[Task data]

== == ==

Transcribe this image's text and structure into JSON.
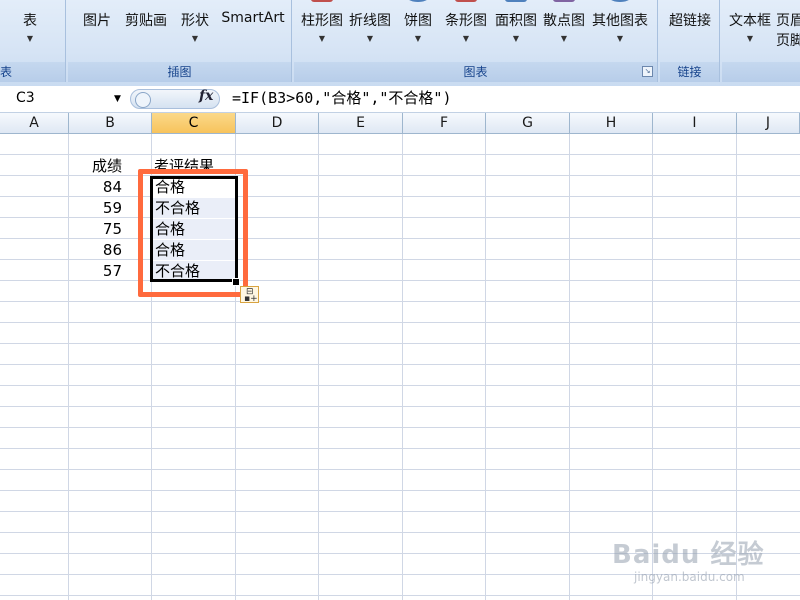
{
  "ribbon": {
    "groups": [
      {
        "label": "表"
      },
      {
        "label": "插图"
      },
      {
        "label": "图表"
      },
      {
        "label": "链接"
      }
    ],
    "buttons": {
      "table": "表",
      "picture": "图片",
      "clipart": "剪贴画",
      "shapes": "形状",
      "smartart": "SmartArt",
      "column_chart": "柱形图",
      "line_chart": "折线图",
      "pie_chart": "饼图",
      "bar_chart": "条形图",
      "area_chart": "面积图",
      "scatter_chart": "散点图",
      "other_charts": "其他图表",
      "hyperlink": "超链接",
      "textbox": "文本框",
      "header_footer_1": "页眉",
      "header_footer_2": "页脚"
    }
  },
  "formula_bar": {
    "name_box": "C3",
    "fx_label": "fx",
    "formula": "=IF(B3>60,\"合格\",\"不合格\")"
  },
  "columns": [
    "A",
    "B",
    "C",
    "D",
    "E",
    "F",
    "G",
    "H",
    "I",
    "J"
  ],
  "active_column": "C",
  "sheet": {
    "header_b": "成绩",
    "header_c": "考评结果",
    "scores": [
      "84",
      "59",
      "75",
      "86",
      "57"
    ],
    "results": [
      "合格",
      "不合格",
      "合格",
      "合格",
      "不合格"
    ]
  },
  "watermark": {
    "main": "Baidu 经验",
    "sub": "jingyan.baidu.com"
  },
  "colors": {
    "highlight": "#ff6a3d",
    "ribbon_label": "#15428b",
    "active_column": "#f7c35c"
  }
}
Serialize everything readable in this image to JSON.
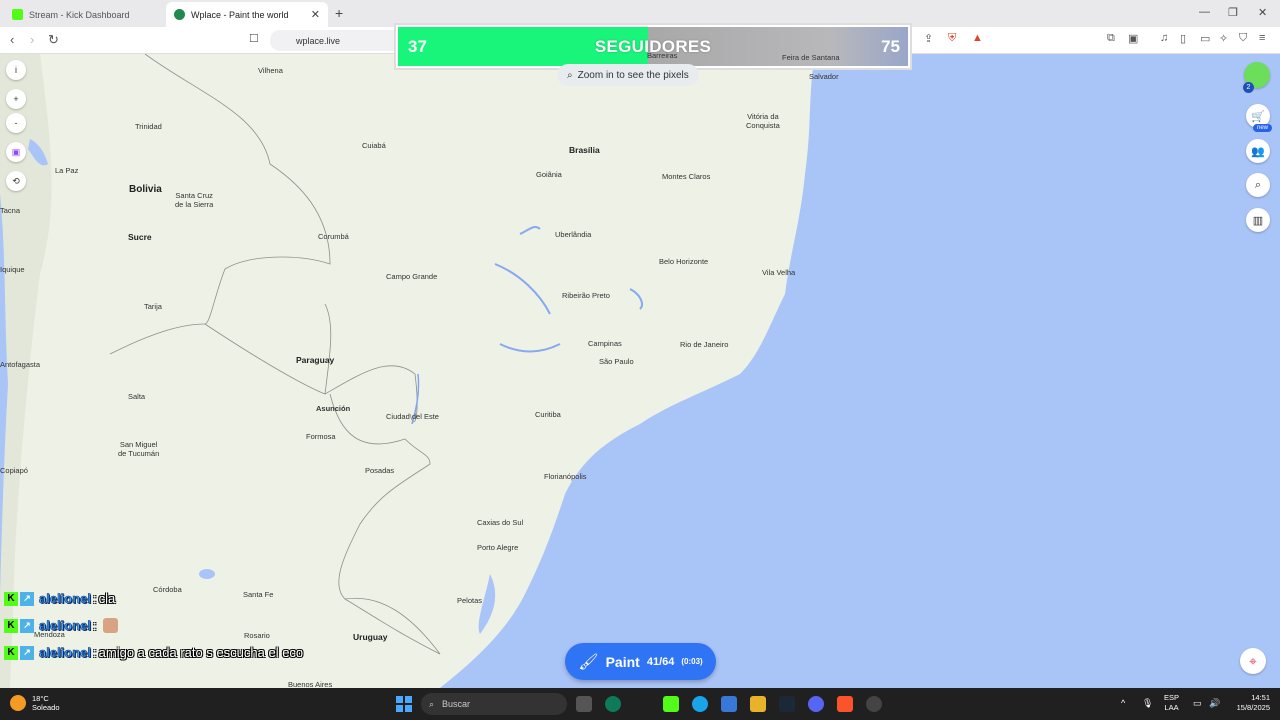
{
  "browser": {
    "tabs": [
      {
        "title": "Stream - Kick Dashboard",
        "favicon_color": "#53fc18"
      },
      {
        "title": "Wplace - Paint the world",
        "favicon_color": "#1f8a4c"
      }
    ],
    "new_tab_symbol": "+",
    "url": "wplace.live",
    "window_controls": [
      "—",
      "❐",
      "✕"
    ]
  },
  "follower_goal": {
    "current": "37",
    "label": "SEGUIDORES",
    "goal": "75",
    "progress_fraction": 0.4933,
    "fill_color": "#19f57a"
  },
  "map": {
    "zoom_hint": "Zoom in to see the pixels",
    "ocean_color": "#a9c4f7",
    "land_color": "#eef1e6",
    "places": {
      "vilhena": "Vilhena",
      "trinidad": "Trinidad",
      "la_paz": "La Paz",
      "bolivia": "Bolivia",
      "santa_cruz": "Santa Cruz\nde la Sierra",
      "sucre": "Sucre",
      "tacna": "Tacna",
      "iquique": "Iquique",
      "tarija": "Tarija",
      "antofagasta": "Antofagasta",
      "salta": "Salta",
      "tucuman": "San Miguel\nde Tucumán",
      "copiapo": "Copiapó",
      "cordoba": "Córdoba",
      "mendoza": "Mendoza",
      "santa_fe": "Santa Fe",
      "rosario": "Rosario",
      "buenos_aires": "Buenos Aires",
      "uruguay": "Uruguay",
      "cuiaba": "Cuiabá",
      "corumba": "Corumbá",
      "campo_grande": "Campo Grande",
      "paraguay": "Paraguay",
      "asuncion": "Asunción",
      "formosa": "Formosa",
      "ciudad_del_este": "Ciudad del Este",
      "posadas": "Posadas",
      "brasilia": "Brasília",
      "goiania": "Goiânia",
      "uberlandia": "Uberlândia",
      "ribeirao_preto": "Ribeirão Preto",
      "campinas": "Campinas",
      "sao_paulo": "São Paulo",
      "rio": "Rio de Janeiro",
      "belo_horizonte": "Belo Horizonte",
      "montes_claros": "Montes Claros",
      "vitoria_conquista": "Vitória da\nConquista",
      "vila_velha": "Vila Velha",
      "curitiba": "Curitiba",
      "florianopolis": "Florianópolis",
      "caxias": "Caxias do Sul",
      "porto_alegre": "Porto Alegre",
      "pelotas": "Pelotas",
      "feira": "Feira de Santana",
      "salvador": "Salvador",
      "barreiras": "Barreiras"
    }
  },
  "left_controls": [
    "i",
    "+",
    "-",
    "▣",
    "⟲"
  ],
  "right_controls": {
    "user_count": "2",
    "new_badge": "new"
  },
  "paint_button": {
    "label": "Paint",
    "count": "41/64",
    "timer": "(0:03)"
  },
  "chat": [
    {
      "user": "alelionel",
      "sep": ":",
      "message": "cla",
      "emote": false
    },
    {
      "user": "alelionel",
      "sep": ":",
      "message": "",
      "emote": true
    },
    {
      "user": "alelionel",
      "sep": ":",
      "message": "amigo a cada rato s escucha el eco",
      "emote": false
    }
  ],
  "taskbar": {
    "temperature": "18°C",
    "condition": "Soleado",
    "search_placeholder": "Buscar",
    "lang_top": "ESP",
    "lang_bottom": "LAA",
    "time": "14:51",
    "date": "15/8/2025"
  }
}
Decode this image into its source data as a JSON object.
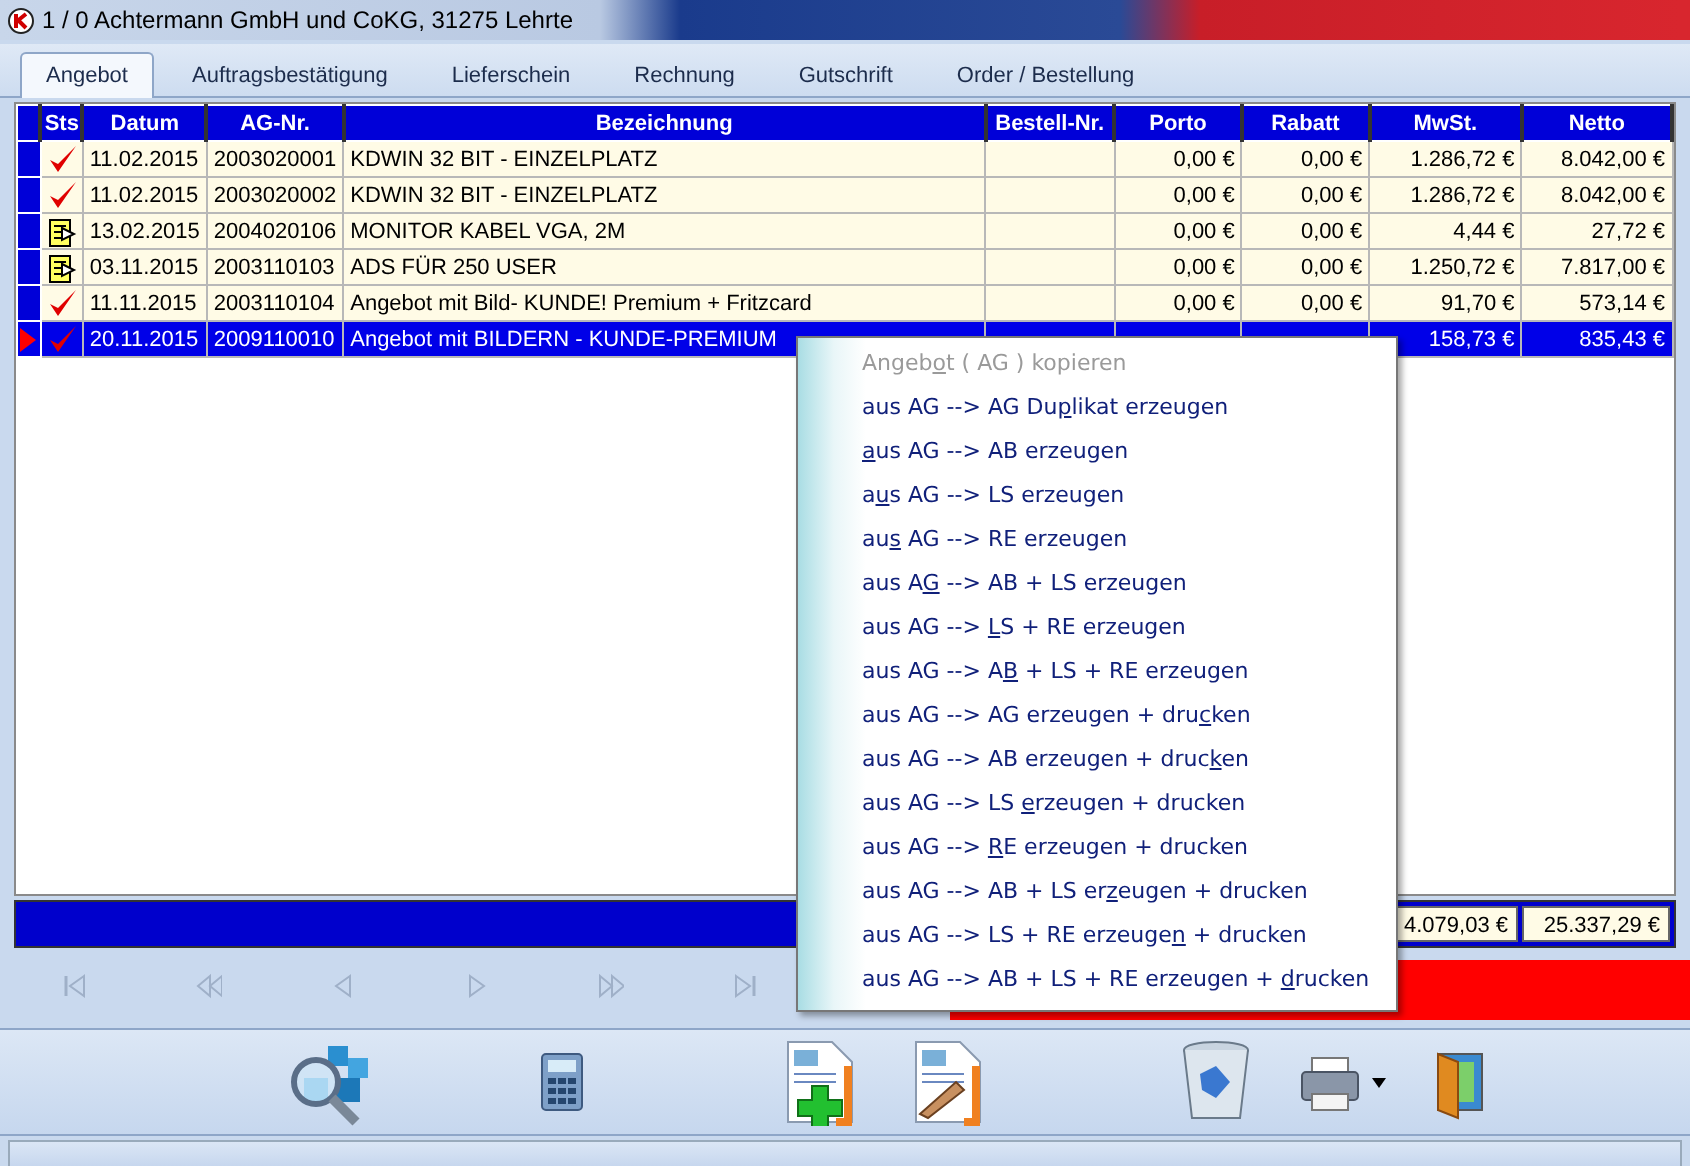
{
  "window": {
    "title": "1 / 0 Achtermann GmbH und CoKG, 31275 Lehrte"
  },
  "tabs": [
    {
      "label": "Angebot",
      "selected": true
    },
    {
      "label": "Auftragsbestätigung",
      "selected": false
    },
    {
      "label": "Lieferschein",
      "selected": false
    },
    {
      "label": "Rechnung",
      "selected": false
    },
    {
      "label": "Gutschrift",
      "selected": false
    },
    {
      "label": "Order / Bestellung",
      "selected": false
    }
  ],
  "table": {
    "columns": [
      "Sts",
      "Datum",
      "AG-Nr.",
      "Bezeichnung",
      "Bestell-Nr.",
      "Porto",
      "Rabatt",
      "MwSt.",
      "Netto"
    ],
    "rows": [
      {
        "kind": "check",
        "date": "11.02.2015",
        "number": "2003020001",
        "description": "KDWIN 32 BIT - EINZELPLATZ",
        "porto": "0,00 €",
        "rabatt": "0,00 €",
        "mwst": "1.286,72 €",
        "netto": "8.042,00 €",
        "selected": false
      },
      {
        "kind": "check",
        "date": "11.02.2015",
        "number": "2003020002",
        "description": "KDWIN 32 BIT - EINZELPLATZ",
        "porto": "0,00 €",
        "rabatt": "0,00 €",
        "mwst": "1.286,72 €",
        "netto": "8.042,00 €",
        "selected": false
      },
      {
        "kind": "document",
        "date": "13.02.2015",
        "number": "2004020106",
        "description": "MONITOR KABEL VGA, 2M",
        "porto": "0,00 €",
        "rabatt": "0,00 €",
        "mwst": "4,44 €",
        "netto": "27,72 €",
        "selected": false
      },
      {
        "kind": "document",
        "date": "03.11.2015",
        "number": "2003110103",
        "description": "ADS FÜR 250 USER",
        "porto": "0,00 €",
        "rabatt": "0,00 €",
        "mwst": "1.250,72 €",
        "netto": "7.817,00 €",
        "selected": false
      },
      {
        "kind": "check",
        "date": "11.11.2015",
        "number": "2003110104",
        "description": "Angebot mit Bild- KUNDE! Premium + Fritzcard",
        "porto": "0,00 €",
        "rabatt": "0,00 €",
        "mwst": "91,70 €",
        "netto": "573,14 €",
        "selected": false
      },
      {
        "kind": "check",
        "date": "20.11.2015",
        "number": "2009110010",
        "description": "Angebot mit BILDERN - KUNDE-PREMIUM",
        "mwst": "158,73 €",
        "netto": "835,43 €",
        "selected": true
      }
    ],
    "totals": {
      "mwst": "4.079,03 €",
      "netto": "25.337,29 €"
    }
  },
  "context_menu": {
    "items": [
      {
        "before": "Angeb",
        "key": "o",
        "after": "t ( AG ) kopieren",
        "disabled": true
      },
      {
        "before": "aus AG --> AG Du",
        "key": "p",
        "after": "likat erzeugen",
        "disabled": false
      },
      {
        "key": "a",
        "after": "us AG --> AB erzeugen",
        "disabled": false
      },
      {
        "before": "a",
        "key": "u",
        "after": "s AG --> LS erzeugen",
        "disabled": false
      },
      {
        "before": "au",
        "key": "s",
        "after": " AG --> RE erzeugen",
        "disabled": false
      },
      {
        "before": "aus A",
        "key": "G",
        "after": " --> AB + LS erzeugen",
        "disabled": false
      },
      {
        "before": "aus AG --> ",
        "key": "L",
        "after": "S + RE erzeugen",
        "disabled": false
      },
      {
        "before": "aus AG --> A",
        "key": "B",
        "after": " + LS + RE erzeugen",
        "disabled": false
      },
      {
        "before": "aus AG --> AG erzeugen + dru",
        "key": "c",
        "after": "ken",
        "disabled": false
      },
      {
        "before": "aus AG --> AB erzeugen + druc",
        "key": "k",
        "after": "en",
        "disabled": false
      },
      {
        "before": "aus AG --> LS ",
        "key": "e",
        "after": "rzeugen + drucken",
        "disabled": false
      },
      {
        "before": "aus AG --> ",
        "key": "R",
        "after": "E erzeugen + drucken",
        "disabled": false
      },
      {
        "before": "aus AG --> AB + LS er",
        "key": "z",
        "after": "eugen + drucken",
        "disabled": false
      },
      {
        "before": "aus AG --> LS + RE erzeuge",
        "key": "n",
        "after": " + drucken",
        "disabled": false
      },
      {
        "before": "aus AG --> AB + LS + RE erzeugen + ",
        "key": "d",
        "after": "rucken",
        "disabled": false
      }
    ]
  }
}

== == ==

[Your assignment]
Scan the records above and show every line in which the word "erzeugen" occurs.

[Response to this exercise]
        "after": "likat erzeugen",
        "after": "us AG --> AB erzeugen",
        "after": "s AG --> LS erzeugen",
        "after": " AG --> RE erzeugen",
        "after": " --> AB + LS erzeugen",
        "after": "S + RE erzeugen",
        "after": " + LS + RE erzeugen",
        "before": "aus AG --> AG erzeugen + dru",
        "before": "aus AG --> AB erzeugen + druc",
        "after": "E erzeugen + drucken",
        "before": "aus AG --> AB + LS + RE erzeugen + ",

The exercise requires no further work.